Start of Materials provided

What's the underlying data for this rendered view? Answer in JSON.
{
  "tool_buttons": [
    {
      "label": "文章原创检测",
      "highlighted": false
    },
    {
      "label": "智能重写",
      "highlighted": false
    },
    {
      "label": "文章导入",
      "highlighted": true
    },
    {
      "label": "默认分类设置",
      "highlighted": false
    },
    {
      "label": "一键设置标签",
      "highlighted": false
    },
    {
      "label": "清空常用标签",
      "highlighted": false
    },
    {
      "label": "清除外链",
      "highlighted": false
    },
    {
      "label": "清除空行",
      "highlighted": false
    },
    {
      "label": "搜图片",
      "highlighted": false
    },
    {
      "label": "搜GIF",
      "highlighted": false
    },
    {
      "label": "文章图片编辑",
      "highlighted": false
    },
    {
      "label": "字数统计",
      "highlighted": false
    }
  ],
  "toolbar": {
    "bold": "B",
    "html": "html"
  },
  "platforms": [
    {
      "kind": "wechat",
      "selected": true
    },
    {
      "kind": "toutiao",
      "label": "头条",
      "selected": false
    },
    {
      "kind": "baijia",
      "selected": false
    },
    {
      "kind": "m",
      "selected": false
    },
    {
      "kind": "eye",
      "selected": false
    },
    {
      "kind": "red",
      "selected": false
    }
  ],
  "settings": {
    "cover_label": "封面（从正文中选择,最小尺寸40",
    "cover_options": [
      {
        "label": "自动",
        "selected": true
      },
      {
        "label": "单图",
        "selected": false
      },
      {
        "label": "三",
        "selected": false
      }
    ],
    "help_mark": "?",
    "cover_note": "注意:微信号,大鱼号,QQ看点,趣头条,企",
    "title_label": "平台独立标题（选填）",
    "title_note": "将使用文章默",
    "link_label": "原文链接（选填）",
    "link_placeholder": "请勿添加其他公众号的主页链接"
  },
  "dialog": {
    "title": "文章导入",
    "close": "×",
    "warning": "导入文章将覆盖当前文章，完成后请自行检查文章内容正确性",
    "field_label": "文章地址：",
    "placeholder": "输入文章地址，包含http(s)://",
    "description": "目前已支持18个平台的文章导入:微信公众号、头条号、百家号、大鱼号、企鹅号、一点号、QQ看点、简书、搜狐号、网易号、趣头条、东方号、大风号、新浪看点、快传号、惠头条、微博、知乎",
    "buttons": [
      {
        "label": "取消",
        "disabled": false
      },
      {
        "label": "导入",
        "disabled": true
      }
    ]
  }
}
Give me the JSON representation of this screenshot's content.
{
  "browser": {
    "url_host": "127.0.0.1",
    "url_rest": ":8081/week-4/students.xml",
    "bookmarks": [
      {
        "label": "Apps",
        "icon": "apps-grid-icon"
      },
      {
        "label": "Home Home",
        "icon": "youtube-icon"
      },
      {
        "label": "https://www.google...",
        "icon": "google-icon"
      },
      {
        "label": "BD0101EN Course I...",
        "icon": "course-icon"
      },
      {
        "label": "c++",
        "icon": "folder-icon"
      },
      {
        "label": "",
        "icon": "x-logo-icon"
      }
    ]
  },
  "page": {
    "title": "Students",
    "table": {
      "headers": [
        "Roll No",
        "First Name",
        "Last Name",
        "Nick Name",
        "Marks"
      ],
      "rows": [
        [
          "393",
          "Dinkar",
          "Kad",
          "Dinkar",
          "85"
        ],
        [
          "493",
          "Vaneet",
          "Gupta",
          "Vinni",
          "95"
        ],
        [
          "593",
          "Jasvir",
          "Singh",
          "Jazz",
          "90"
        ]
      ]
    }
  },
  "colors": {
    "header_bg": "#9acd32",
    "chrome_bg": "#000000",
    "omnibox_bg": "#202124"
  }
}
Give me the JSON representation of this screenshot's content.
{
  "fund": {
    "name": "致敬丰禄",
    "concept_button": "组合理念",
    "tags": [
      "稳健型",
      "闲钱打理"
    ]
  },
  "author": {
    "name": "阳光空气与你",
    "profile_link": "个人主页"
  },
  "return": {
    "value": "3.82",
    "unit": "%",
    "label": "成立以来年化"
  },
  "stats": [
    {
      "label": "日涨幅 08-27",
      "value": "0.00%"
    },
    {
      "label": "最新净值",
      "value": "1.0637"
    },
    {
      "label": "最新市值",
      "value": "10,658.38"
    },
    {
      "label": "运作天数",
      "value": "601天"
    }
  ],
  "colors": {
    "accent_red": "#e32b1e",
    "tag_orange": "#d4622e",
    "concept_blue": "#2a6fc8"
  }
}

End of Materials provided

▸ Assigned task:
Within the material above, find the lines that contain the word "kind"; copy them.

▸ Result for this exercise:
      "kind": "wechat",
      "kind": "toutiao",
      "kind": "baijia",
      "kind": "m",
      "kind": "eye",
      "kind": "red",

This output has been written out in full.